Dean Miller ’83, a former editor for The Sun, said he was discouraged by the “amount of junk information that gets into the political discourse” throughout the 2012 elections.
He used the example of a recent video clip in which First Lady Michelle Obama appears to be rolling her eyes at House Speaker John Boehner (R- Ohio).
“Much has been made of this thing with absolutely no verification that she was somehow ‘dissing’ John Boehner,” Miller said.
Beyond politics, Miller highlighted how even a national disaster like Hurricane Sandy, can be misrepresented in the news through false images, tweets, and Facebook posts.
“[Consumers must] hold the press accountable and watchdog the press in the same way that you watchdog politicians,” he said, emphasizing that consumers of news in any form must be wary of the information they are receiving.
Miller said that websites like factcheck.org are helpful tools to discern what is accurate on the Internet and what is not.
Fellow panelist Stuart H. Loory ’53, professor emeritus at the Missouri School of Journalism and former Sun editor-in-chief, also stressed that consumers must take responsibility for fact-checking the news.
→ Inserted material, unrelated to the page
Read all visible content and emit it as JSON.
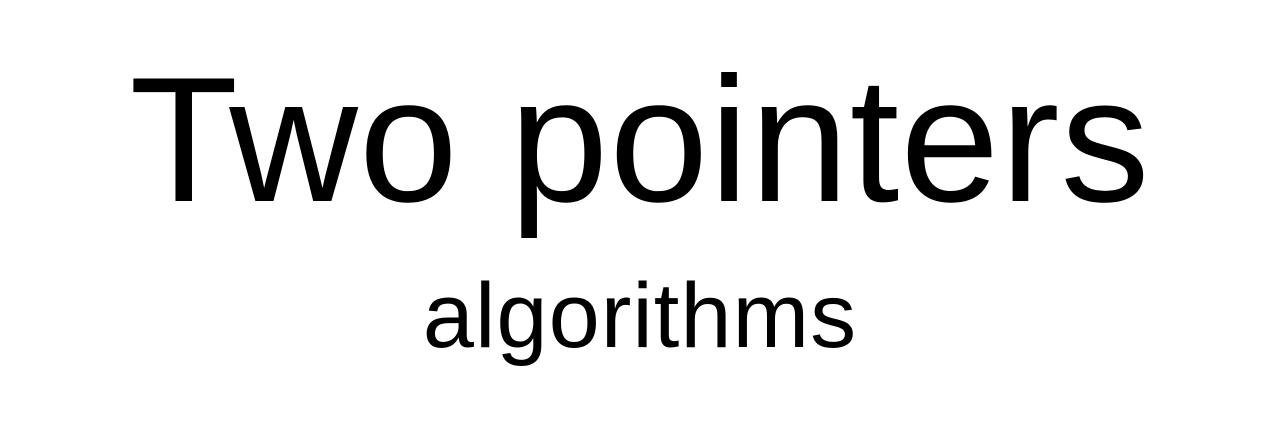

Readers play active roles in shaping the news, he said.
“The consumers of news have a responsibility to keep the organizations that are supplying them with the news honest,” he said. “Every good writer needs a good editor.”
However, Vivian Schiller ’83, senior vice president and chief digital officer at NBC, expressed a different perspective on Internet media.
Schiller highlighted the importance of the Internet as a vehicle for news to travel instantaneously.
“As news consumers…we have never been so empowered,” Schiller said.
She went on to add that social media sites such as Twitter have “revolutionized the way people communicate … and given everyone a voice.”
While the need to be wary of news obtained from Internet media sources was a theme during the evening, Schiller and Miller both spoke about freedom of speech.
“Freedom of the press is going to be abused … but the idea is that, in the end, information will filter out, fall out … and we will learn things we should,” Miller said.
Above all, the panelists stressed the power of the news consumer.
“It wasn’t the press that documented a lot of the police abuses during the Occupy movement; it was people like you with cellphone cameras,” Miller said.
Schiller also emphasized the participatory and collaborative nature of new media.
“None of us are in the ‘audience’ anymore; we’re all in it together,” Schiller said.
She went on to further stress that, with easily accessible blog sites and networks, even the quintessential blogger sitting on his couch in his pajamas blogging can be a journalist “if [he is] producing journalism.”
Original Author: Sarah Sassoon